■ **RECORD EXTRACTS**:
************

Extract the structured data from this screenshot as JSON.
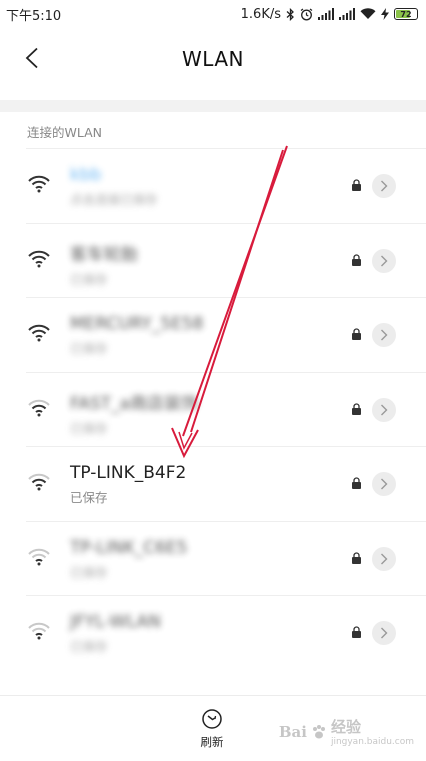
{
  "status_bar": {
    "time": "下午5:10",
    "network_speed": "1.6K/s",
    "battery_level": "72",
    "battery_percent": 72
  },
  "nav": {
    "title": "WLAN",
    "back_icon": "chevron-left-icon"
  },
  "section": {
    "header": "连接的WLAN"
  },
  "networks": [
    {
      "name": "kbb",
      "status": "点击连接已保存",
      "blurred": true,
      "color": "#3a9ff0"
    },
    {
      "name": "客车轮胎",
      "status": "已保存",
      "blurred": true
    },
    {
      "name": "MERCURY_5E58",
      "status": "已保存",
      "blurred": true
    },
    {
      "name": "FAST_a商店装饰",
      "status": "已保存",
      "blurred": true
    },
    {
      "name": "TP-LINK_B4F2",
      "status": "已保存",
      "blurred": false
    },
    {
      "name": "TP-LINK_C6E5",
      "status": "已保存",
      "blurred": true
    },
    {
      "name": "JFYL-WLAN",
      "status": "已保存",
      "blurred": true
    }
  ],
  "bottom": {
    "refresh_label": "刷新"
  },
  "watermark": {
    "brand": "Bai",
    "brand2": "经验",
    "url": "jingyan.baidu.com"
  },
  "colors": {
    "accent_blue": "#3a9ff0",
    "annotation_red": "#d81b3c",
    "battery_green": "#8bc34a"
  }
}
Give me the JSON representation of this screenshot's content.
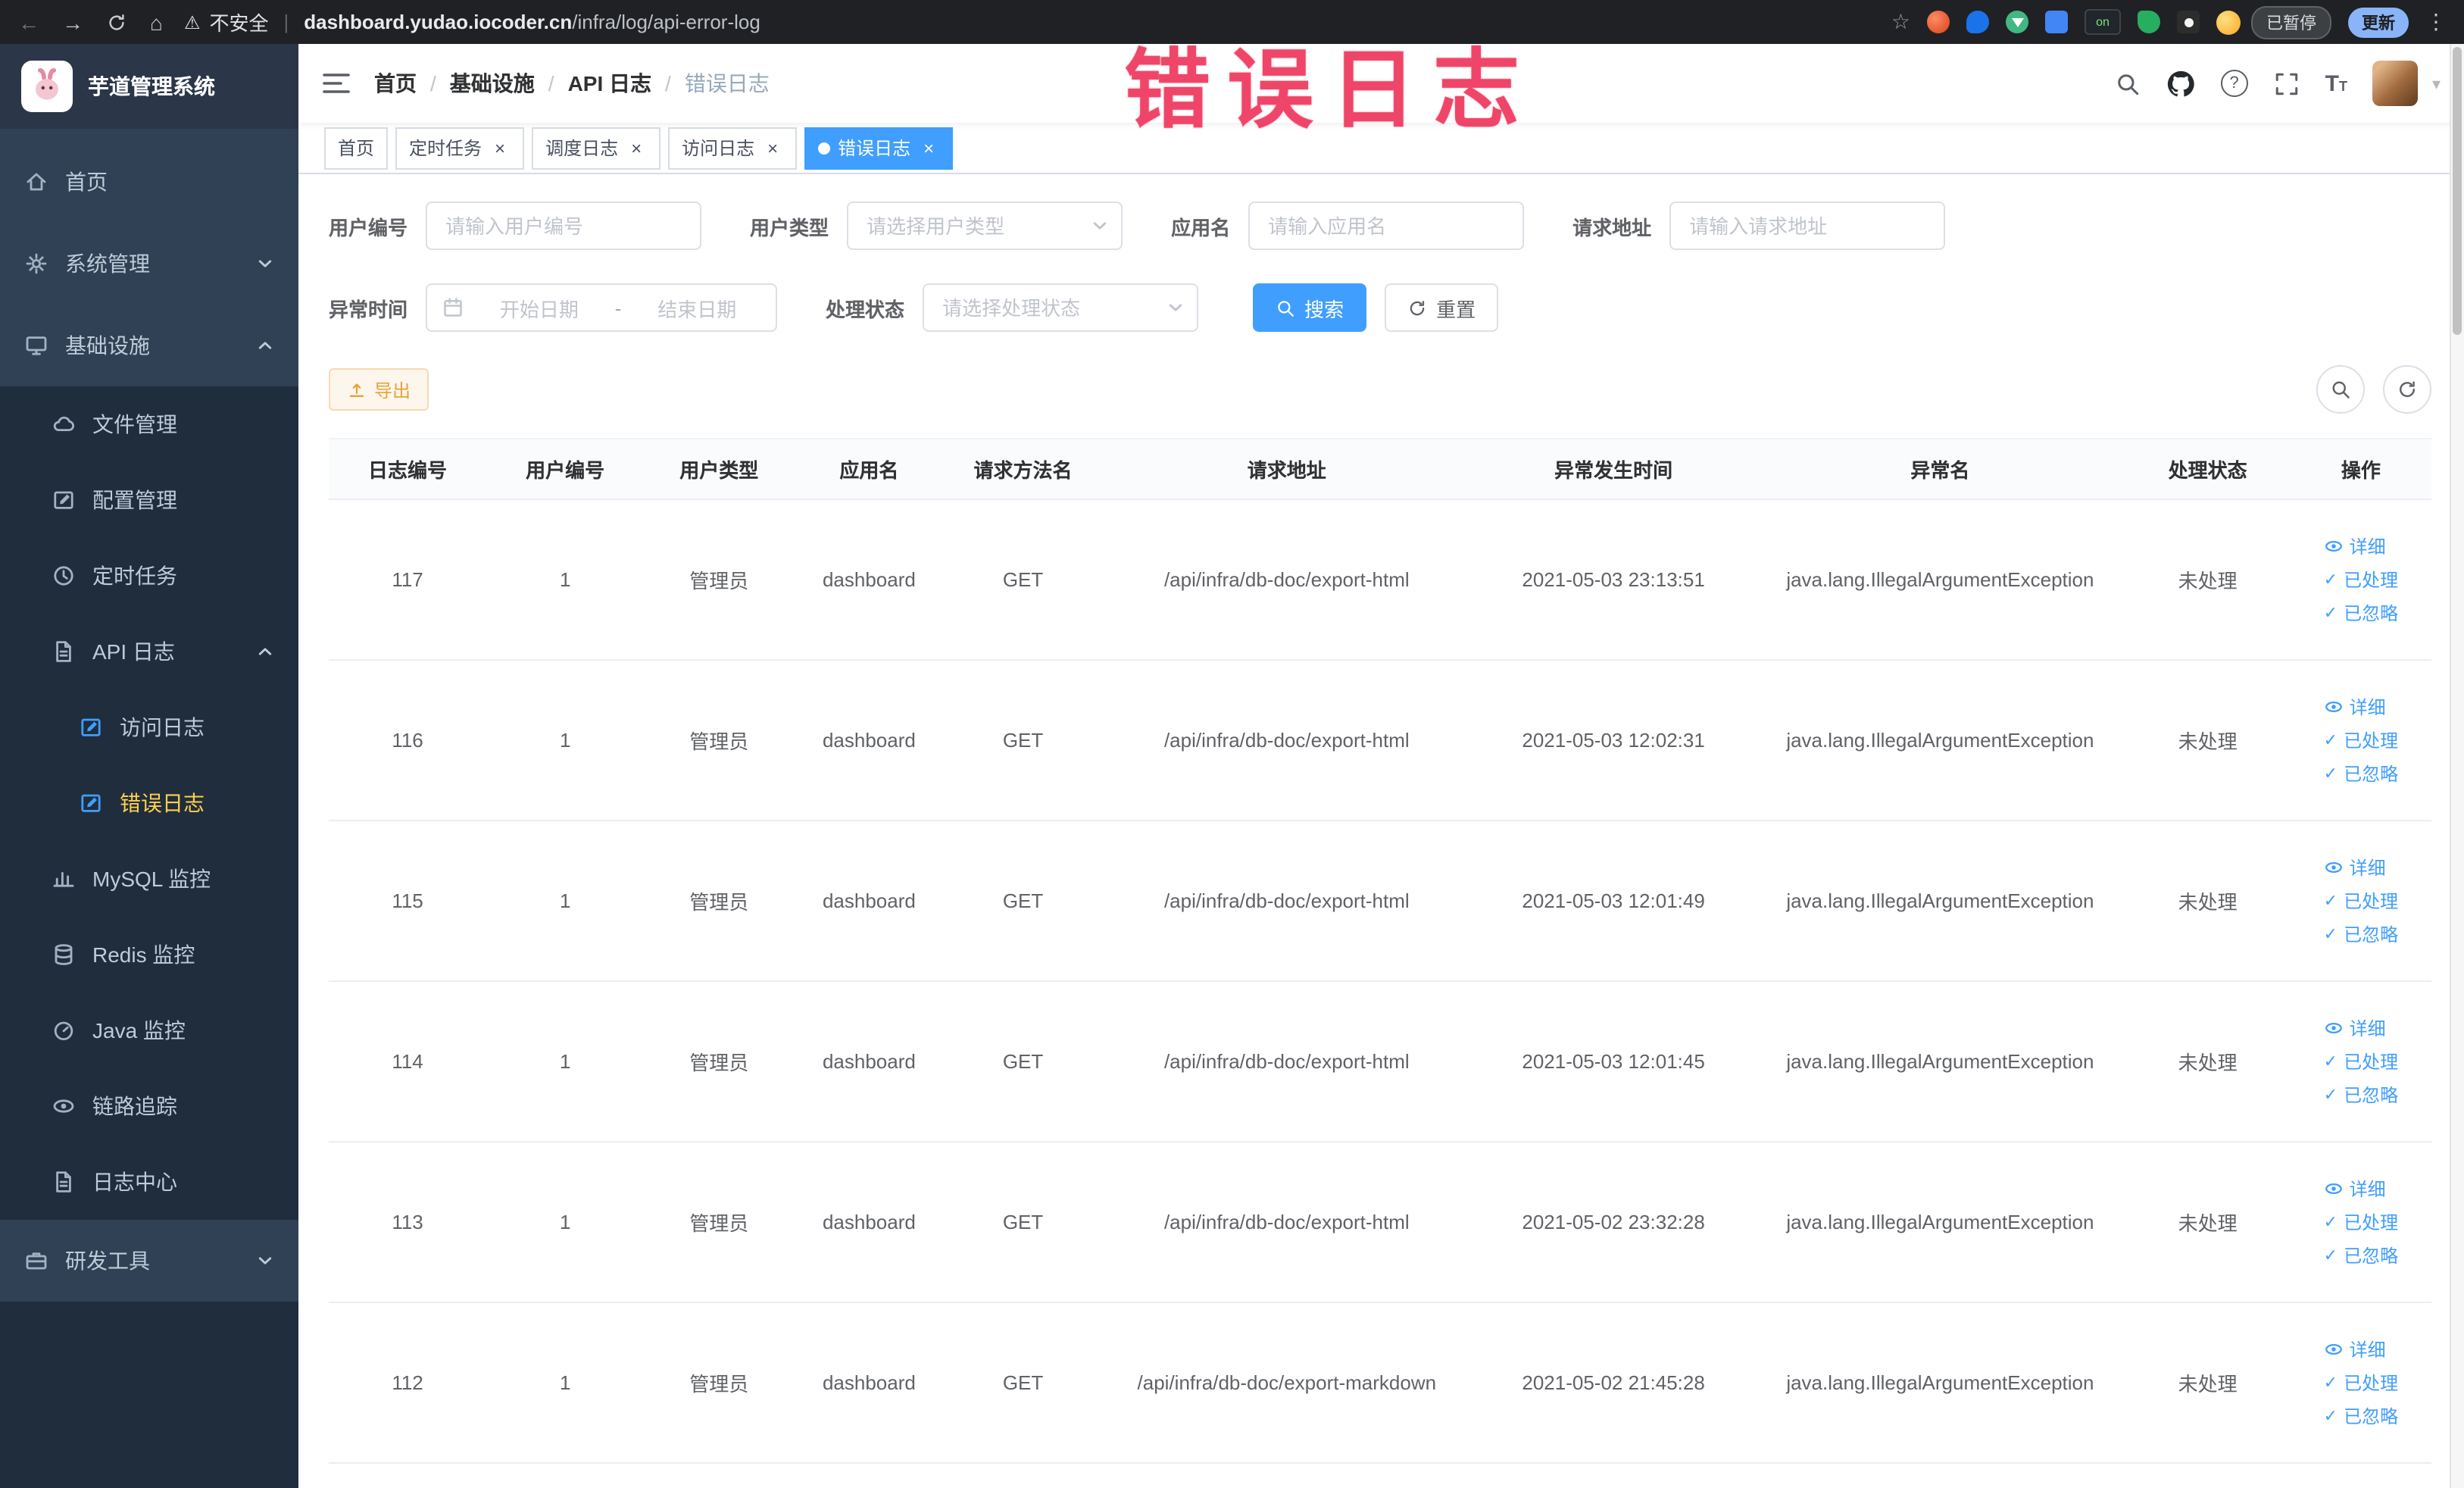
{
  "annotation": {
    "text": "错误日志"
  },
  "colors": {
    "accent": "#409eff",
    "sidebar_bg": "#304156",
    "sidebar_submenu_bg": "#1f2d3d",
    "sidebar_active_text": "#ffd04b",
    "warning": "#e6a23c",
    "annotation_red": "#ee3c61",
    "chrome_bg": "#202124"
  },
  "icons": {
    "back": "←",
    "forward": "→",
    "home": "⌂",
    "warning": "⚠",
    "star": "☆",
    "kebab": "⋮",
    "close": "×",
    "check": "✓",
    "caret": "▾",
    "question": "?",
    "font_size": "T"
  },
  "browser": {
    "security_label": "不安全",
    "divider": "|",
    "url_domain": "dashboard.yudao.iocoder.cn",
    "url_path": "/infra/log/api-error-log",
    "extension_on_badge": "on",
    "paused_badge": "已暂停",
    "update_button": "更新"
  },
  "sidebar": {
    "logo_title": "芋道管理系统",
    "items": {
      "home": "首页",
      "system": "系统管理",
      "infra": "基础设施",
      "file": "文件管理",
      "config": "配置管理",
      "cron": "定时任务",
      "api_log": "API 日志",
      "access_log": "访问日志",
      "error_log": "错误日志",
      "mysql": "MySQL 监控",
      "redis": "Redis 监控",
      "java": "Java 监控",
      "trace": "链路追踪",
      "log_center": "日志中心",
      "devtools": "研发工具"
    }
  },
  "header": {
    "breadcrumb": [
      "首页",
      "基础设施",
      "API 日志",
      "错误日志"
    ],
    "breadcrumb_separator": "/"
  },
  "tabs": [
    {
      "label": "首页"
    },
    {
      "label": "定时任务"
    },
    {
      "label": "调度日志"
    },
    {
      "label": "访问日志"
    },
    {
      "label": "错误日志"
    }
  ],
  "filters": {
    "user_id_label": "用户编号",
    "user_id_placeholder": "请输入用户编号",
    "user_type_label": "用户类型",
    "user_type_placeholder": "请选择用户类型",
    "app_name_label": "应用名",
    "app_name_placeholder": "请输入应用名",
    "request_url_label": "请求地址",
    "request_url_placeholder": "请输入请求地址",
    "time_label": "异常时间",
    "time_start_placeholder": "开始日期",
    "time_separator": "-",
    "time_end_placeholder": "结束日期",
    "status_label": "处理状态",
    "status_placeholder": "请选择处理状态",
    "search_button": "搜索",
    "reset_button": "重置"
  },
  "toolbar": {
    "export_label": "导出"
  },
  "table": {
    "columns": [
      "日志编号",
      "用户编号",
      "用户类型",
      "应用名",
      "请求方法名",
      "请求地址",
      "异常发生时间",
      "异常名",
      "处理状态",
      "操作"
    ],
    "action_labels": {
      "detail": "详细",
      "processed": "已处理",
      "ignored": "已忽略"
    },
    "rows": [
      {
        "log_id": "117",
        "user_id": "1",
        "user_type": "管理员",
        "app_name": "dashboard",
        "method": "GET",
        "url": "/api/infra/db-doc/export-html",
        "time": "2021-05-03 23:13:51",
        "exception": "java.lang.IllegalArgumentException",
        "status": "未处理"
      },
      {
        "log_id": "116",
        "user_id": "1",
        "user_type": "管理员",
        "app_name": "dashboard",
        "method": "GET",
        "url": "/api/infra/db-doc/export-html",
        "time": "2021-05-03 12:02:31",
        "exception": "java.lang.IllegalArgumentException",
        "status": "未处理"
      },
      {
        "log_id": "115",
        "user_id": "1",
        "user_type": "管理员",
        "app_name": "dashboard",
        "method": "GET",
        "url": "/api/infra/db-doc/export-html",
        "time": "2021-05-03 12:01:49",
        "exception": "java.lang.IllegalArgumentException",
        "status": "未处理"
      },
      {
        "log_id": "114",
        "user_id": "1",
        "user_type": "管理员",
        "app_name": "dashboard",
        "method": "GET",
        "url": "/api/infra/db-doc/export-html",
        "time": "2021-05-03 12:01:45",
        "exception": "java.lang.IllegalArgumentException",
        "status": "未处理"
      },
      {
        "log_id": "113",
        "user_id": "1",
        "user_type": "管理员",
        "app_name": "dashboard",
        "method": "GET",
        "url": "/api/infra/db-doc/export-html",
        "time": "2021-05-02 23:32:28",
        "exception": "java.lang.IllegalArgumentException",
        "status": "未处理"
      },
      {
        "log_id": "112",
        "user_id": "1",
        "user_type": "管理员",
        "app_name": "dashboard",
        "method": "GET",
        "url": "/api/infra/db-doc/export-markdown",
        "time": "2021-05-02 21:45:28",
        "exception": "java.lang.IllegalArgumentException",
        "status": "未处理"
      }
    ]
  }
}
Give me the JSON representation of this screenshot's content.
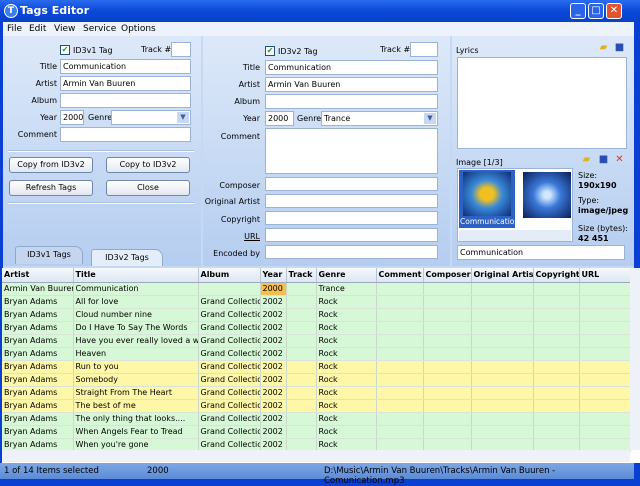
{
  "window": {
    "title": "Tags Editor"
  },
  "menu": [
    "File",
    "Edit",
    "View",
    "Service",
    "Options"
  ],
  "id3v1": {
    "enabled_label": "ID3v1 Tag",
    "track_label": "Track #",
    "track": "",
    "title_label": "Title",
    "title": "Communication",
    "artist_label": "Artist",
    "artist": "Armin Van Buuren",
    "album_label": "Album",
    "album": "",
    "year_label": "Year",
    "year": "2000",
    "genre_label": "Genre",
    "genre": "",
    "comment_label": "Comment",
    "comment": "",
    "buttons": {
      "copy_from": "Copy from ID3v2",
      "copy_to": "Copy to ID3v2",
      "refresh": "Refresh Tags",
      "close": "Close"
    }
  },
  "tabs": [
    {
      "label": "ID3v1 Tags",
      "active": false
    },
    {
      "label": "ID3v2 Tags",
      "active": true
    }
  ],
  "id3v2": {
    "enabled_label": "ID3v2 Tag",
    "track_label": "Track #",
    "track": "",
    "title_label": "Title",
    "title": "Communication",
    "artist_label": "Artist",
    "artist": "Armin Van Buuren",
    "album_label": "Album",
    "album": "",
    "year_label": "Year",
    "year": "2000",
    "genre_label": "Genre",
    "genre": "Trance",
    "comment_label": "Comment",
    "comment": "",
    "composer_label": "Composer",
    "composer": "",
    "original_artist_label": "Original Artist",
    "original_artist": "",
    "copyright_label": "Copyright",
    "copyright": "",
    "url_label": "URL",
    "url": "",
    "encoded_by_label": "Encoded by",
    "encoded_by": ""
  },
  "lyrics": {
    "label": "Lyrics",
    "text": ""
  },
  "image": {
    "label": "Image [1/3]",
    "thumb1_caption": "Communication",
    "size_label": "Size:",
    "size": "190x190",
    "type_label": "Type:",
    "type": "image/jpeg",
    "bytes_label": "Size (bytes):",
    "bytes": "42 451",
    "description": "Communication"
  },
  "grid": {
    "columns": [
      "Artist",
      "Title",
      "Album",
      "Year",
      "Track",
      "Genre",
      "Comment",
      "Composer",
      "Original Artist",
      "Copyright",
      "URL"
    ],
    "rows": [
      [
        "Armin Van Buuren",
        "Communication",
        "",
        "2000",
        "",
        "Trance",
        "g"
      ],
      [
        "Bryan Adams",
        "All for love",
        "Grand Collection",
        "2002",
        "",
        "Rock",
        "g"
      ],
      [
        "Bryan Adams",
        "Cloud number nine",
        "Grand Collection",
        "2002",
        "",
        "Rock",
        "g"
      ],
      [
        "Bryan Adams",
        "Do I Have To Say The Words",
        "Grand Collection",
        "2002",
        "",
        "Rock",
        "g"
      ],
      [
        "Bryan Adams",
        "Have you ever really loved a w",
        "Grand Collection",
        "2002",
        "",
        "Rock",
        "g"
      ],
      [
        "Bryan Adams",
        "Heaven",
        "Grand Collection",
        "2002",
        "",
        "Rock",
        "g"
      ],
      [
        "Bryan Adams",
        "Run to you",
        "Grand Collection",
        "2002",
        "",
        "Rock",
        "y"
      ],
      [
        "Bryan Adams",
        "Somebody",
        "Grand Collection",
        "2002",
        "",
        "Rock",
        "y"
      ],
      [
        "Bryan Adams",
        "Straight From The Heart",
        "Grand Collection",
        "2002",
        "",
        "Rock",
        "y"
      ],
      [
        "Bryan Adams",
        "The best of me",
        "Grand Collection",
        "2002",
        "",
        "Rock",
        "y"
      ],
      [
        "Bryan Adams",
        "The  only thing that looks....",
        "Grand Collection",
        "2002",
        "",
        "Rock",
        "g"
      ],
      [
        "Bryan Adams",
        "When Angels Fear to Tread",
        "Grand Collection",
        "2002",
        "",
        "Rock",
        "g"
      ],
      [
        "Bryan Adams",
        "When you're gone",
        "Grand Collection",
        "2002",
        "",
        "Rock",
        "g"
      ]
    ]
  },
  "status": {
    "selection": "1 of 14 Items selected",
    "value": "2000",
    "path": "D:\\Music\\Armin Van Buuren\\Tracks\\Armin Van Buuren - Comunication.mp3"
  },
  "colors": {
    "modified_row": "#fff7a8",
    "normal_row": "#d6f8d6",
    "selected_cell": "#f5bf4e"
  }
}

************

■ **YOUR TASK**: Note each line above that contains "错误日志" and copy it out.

■ **SOLUTION FOR THIS PROBLEM**:
    "text": "错误日志"
      "error_log": "错误日志",
      "错误日志"
      "label": "错误日志"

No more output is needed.